> **Your assignment**:
Print all of the entries exactly, minus the pictures.
*** Data section
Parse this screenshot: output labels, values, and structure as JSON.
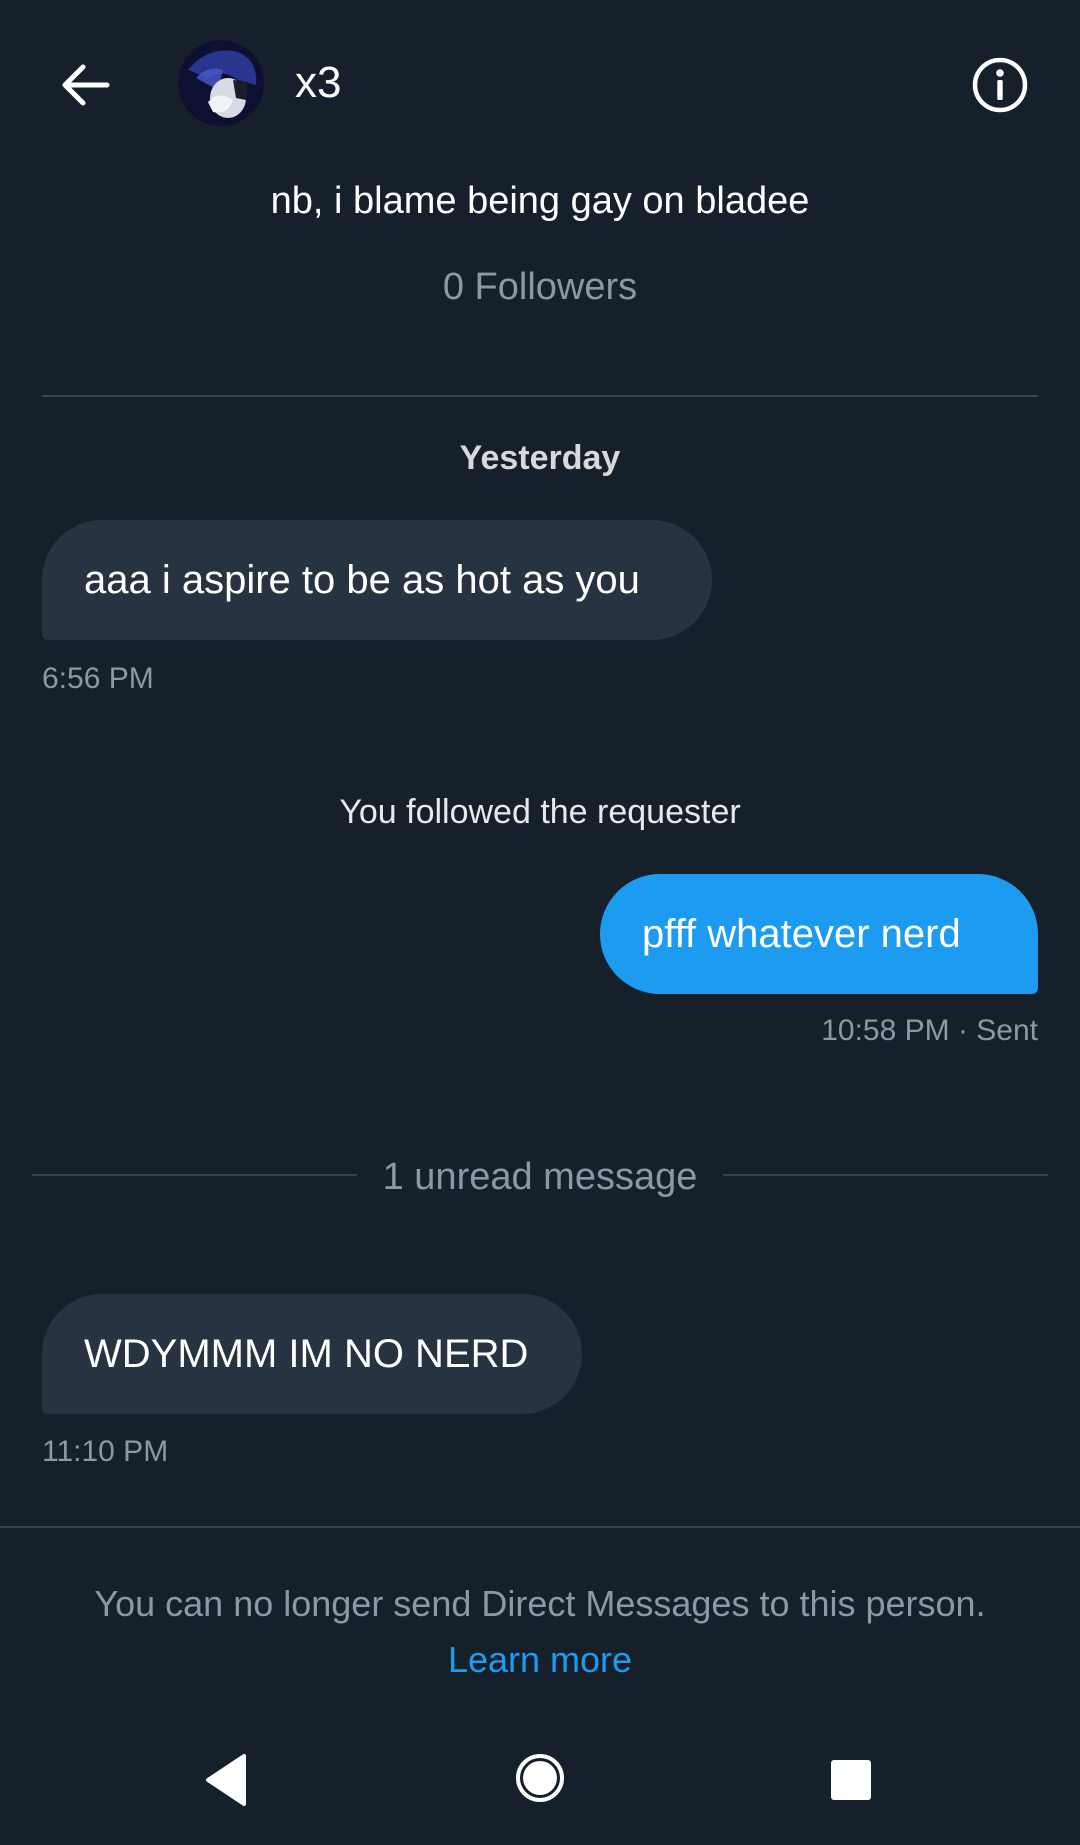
{
  "header": {
    "title": "x3",
    "back_icon": "arrow-left-icon",
    "info_icon": "info-icon"
  },
  "profile": {
    "bio": "nb, i blame being gay on bladee",
    "followers": "0 Followers"
  },
  "conversation": {
    "date_separator": "Yesterday",
    "messages": [
      {
        "direction": "incoming",
        "text": "aaa i aspire to be as hot as you",
        "time": "6:56 PM"
      },
      {
        "direction": "outgoing",
        "text": "pfff whatever nerd",
        "time": "10:58 PM · Sent"
      },
      {
        "direction": "incoming",
        "text": "WDYMMM IM NO NERD",
        "time": "11:10 PM"
      }
    ],
    "system_note": "You followed the requester",
    "unread_label": "1 unread message"
  },
  "footer": {
    "notice": "You can no longer send Direct Messages to this person.",
    "learn_more": "Learn more"
  },
  "colors": {
    "background": "#15202b",
    "incoming_bubble": "#273340",
    "outgoing_bubble": "#1d9bf0",
    "link": "#1d9bf0",
    "muted_text": "#8b98a5"
  }
}
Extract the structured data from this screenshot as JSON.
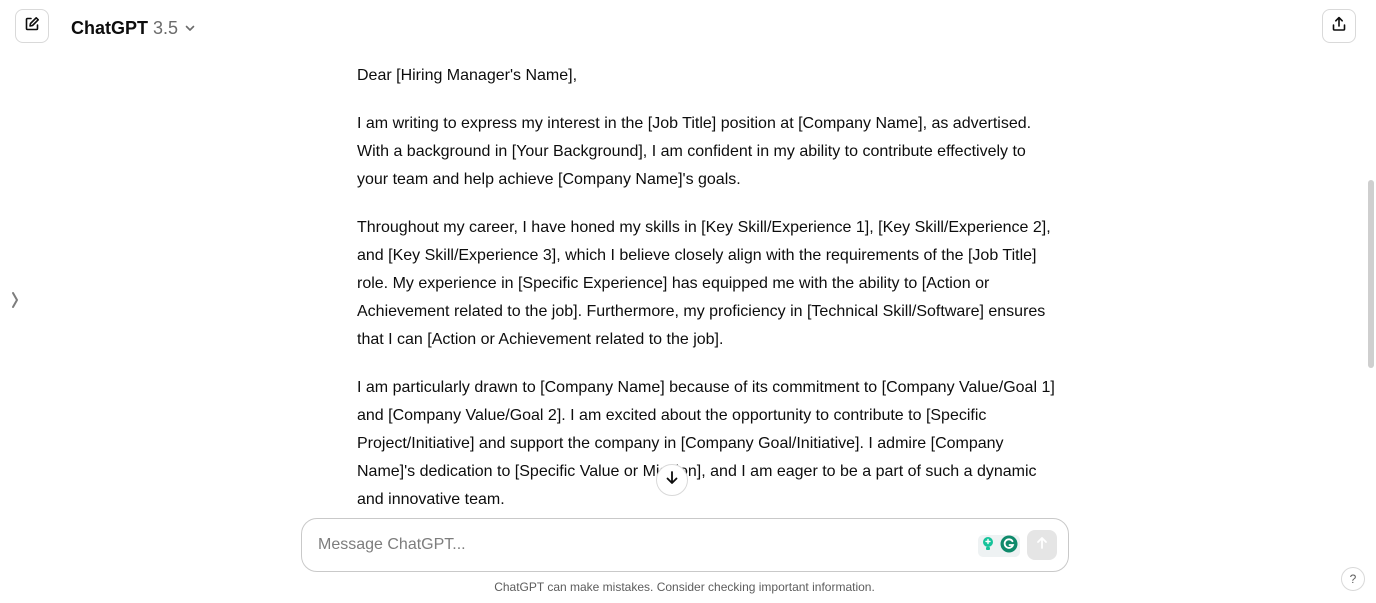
{
  "header": {
    "model_name": "ChatGPT",
    "model_version": "3.5"
  },
  "conversation": {
    "paragraphs": [
      "Dear [Hiring Manager's Name],",
      "I am writing to express my interest in the [Job Title] position at [Company Name], as advertised. With a background in [Your Background], I am confident in my ability to contribute effectively to your team and help achieve [Company Name]'s goals.",
      "Throughout my career, I have honed my skills in [Key Skill/Experience 1], [Key Skill/Experience 2], and [Key Skill/Experience 3], which I believe closely align with the requirements of the [Job Title] role. My experience in [Specific Experience] has equipped me with the ability to [Action or Achievement related to the job]. Furthermore, my proficiency in [Technical Skill/Software] ensures that I can [Action or Achievement related to the job].",
      "I am particularly drawn to [Company Name] because of its commitment to [Company Value/Goal 1] and [Company Value/Goal 2]. I am excited about the opportunity to contribute to [Specific Project/Initiative] and support the company in [Company Goal/Initiative]. I admire [Company Name]'s dedication to [Specific Value or Mission], and I am eager to be a part of such a dynamic and innovative team."
    ]
  },
  "composer": {
    "placeholder": "Message ChatGPT...",
    "value": ""
  },
  "footer": {
    "disclaimer": "ChatGPT can make mistakes. Consider checking important information.",
    "help_label": "?"
  },
  "icons": {
    "new_chat": "edit-icon",
    "share": "share-icon",
    "model_dropdown": "chevron-down-icon",
    "sidebar_toggle": "chevron-right-icon",
    "scroll_down": "arrow-down-icon",
    "send": "arrow-up-icon",
    "grammar_extension": "lightbulb-icon",
    "grammarly_extension": "grammarly-icon"
  },
  "colors": {
    "grammarly_green": "#15c39a",
    "grammarly_badge": "#0f8a6b"
  }
}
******
> **Exercise answer**:
Parse this screenshot: output labels, values, and structure as JSON.
{
  "header": {
    "title": "x3",
    "back_icon": "arrow-left-icon",
    "info_icon": "info-icon"
  },
  "profile": {
    "bio": "nb, i blame being gay on bladee",
    "followers": "0 Followers"
  },
  "conversation": {
    "date_separator": "Yesterday",
    "messages": [
      {
        "direction": "incoming",
        "text": "aaa i aspire to be as hot as you",
        "time": "6:56 PM"
      },
      {
        "direction": "outgoing",
        "text": "pfff whatever nerd",
        "time": "10:58 PM · Sent"
      },
      {
        "direction": "incoming",
        "text": "WDYMMM IM NO NERD",
        "time": "11:10 PM"
      }
    ],
    "system_note": "You followed the requester",
    "unread_label": "1 unread message"
  },
  "footer": {
    "notice": "You can no longer send Direct Messages to this person.",
    "learn_more": "Learn more"
  },
  "colors": {
    "background": "#15202b",
    "incoming_bubble": "#273340",
    "outgoing_bubble": "#1d9bf0",
    "link": "#1d9bf0",
    "muted_text": "#8b98a5"
  }
}
Extract the structured data from this screenshot as JSON.
{
  "header": {
    "model_name": "ChatGPT",
    "model_version": "3.5"
  },
  "conversation": {
    "paragraphs": [
      "Dear [Hiring Manager's Name],",
      "I am writing to express my interest in the [Job Title] position at [Company Name], as advertised. With a background in [Your Background], I am confident in my ability to contribute effectively to your team and help achieve [Company Name]'s goals.",
      "Throughout my career, I have honed my skills in [Key Skill/Experience 1], [Key Skill/Experience 2], and [Key Skill/Experience 3], which I believe closely align with the requirements of the [Job Title] role. My experience in [Specific Experience] has equipped me with the ability to [Action or Achievement related to the job]. Furthermore, my proficiency in [Technical Skill/Software] ensures that I can [Action or Achievement related to the job].",
      "I am particularly drawn to [Company Name] because of its commitment to [Company Value/Goal 1] and [Company Value/Goal 2]. I am excited about the opportunity to contribute to [Specific Project/Initiative] and support the company in [Company Goal/Initiative]. I admire [Company Name]'s dedication to [Specific Value or Mission], and I am eager to be a part of such a dynamic and innovative team."
    ]
  },
  "composer": {
    "placeholder": "Message ChatGPT...",
    "value": ""
  },
  "footer": {
    "disclaimer": "ChatGPT can make mistakes. Consider checking important information.",
    "help_label": "?"
  },
  "icons": {
    "new_chat": "edit-icon",
    "share": "share-icon",
    "model_dropdown": "chevron-down-icon",
    "sidebar_toggle": "chevron-right-icon",
    "scroll_down": "arrow-down-icon",
    "send": "arrow-up-icon",
    "grammar_extension": "lightbulb-icon",
    "grammarly_extension": "grammarly-icon"
  },
  "colors": {
    "grammarly_green": "#15c39a",
    "grammarly_badge": "#0f8a6b"
  }
}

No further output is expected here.